The Scotts were not wealthy and never appeared in any positions suggesting importance or prominence. The Scotts lacked the money to purchase their own land. Instead, in 1664, the town donated land to Benjamin Scott.
Benjamin died when Margaret was 56 years old, leaving an estate worth only 67 pounds, not much by the standards of that time. She lived on this meager estate for the next twenty-one years until her death, and must have been very poor.
Certain aspects of Margaret's character made her a likely candidate as a witch suspect. One such aspect was the high infant mortality rate among her children. Women in New England who had trouble raising their children were very vulnerable to witchcraft charges. Of Margaret's seven children, only three made it to adulthood. The residents of Salem would have been aware of this.
Also, Margaret was a widow for twenty-one years. The most dangerous aspect of being a widow was the lack of a husband for legal support and influence. She was forced to live off her husband's small estate for twenty-one years. Often poor widows were reduced to poverty and begging. By begging, Margaret would have been exposed to witchcraft suspicions according to what historians called the "refusal guilt syndrome". This phenomenon occurred when a beggar's needs were refused, causing feelings of guilt and aggression on the refuser's part. The refuser often projected this aggression onto the begger and grew suspicious of her. It appears that Margaret's accusations occurred at the hands of her town's most wealthy and distinguished citizens who had accused others of witchcraft as well.
Margaret Scott was a victim of bad luck and bad timing. These two aspects, more than any supernatural forces, led to her demise. She must have suffered extremely from the time of her arrest until her death three weeks later. She was unjustly accused, tried, convicted, incarcerated and hanged on Gallows Hill on Sept 22,1692. Margaret was 75 years old at the time of her death, possibly the oldest woman tried and hung in the Salem witch trials.
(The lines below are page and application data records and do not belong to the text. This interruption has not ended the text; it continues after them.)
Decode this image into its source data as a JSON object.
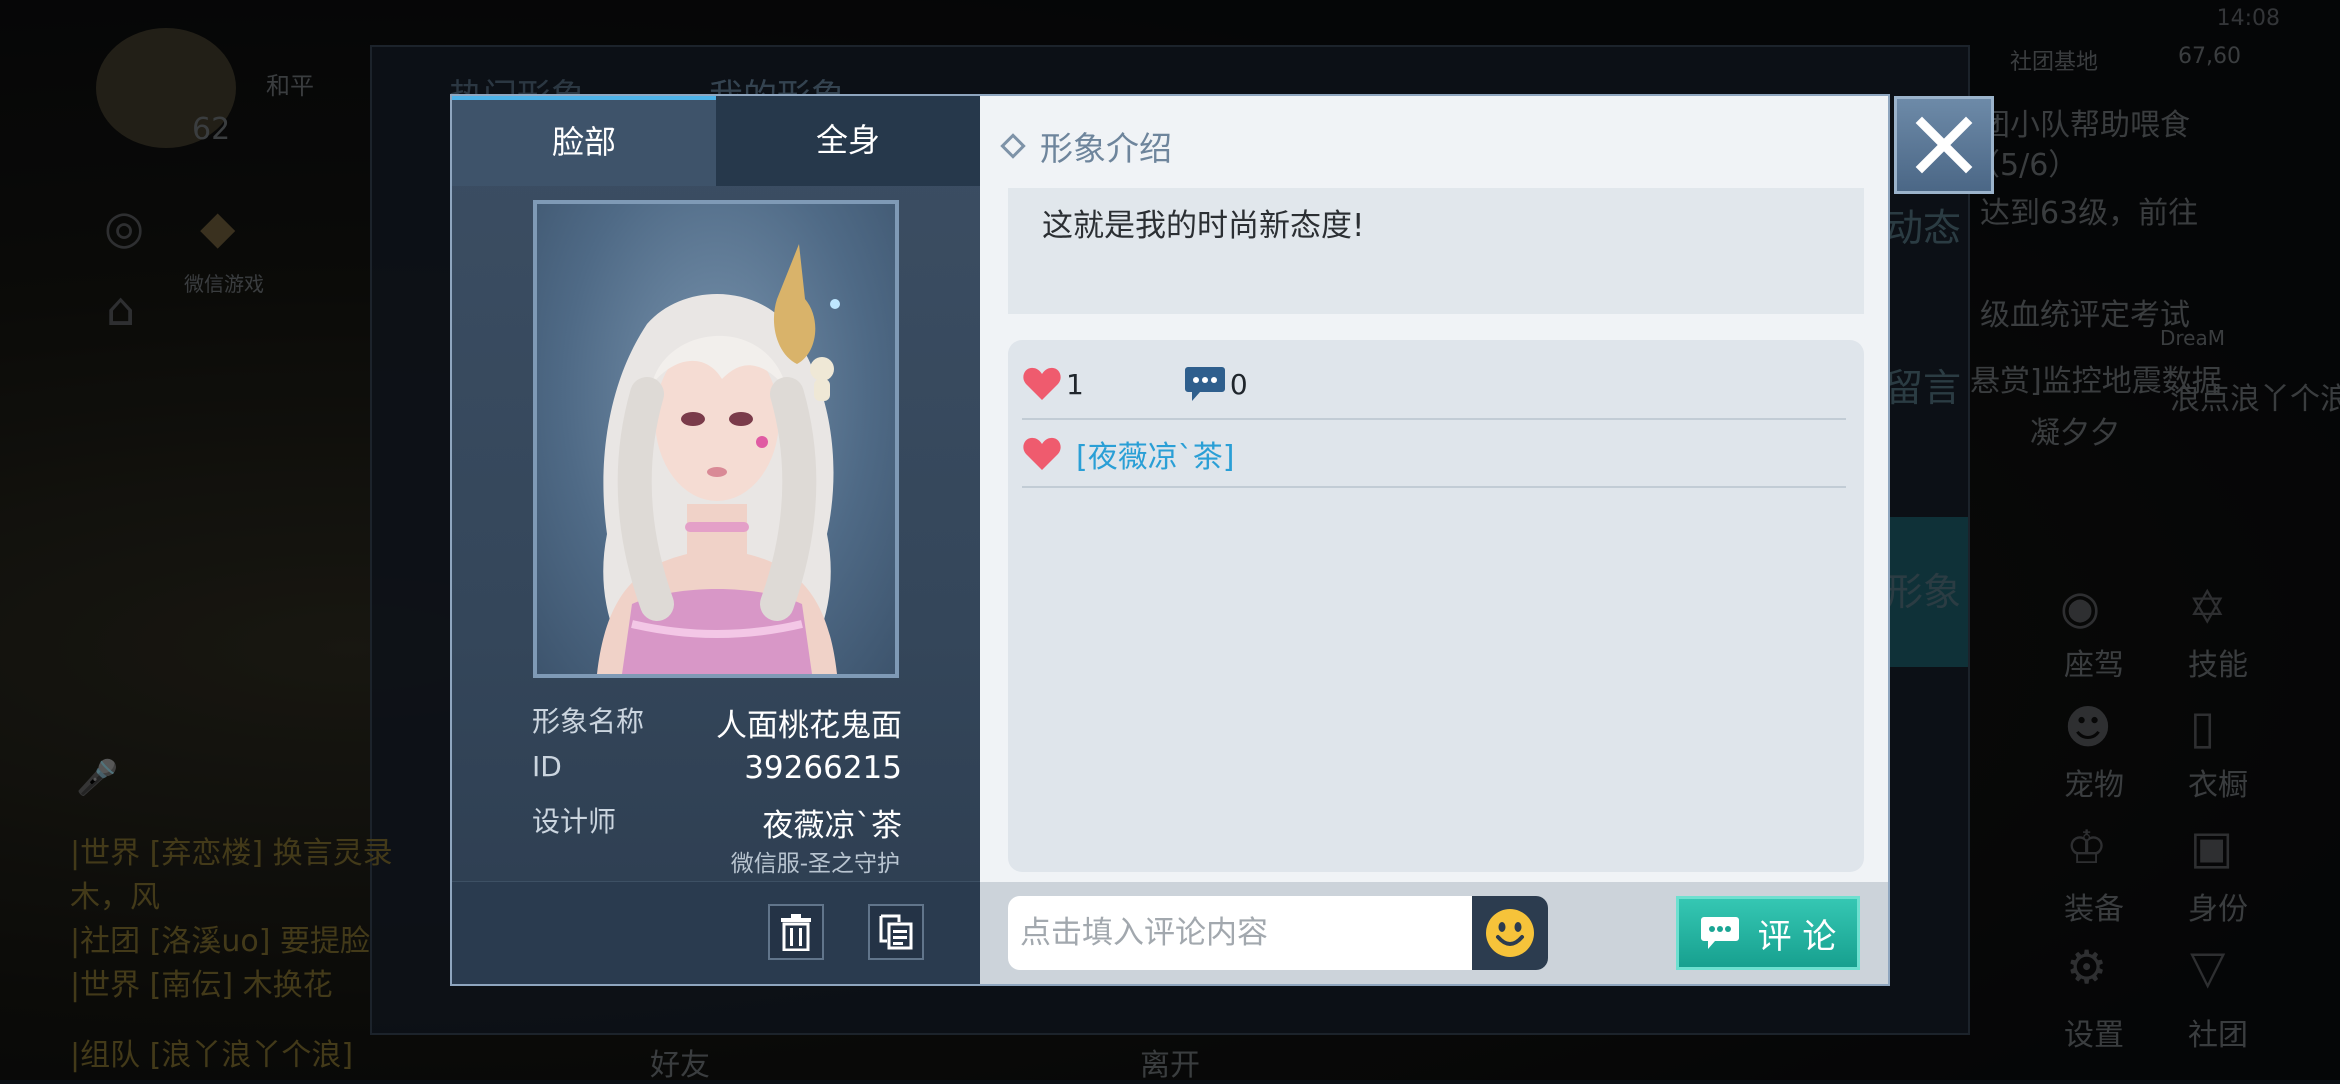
{
  "status_bar": {
    "time": "14:08"
  },
  "background": {
    "level": "62",
    "player_tag": "和平",
    "wechat_tile": "微信游戏",
    "back_tabs": [
      "热门形象",
      "我的形象"
    ],
    "side_tabs": [
      "动态",
      "留言",
      "形象"
    ],
    "right_list": [
      "社团基地",
      "67,60",
      "团小队帮助喂食",
      "（5/6）",
      "达到63级，前往",
      "级血统评定考试",
      "悬赏]监控地震数据",
      "DreaM",
      "凝夕夕",
      "浪点浪丫个浪"
    ],
    "chat_lines": [
      "|世界 [弃恋楼] 换言灵录",
      "木，风",
      "|社团 [洛溪uo] 要提脸",
      "|世界 [南伝] 木换花",
      "|组队 [浪丫浪丫个浪]"
    ],
    "bottom_bar": [
      "好友",
      "离开"
    ],
    "menu": [
      "座驾",
      "技能",
      "宠物",
      "衣橱",
      "装备",
      "身份",
      "设置",
      "社团"
    ]
  },
  "dialog": {
    "tabs": {
      "face": "脸部",
      "full_body": "全身"
    },
    "info": {
      "name_label": "形象名称",
      "name_value": "人面桃花鬼面",
      "id_label": "ID",
      "id_value": "39266215",
      "designer_label": "设计师",
      "designer_value": "夜薇凉`茶",
      "server": "微信服-圣之守护"
    },
    "intro": {
      "title": "形象介绍",
      "text": "这就是我的时尚新态度!"
    },
    "stats": {
      "likes": "1",
      "comments": "0"
    },
    "likers": [
      "[夜薇凉`茶]"
    ],
    "comment": {
      "placeholder": "点击填入评论内容",
      "value": "",
      "submit_label": "评 论"
    },
    "colors": {
      "accent_teal": "#1fb3a0",
      "like_red": "#ef5b6e",
      "link_blue": "#2a9fd6"
    }
  }
}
In 1711, all those accused were exonerated and their relatives offered retribution; but none of Margaret's family turned up. Whether out of fear or shame, not all the families came forward to accept the apology.
In 1993 the town of Rowley erected a monument to Margaret, calling the witch trials a "delusion". They dedicated this grassy area to her memory.
Margaret’s name was finally cleared on Oct 31, 2001, 309 yrs after her death.
Ancestral Line: Janeal Kindred Smith...Kent Lewis Kindred...Chloris Hill...Jasper Hill...Lurancy Chase...Sisson Chase...Amy Scott...Amos Scott...William Scott...William Scott...William Scott...Margaret Kinsey Stephenson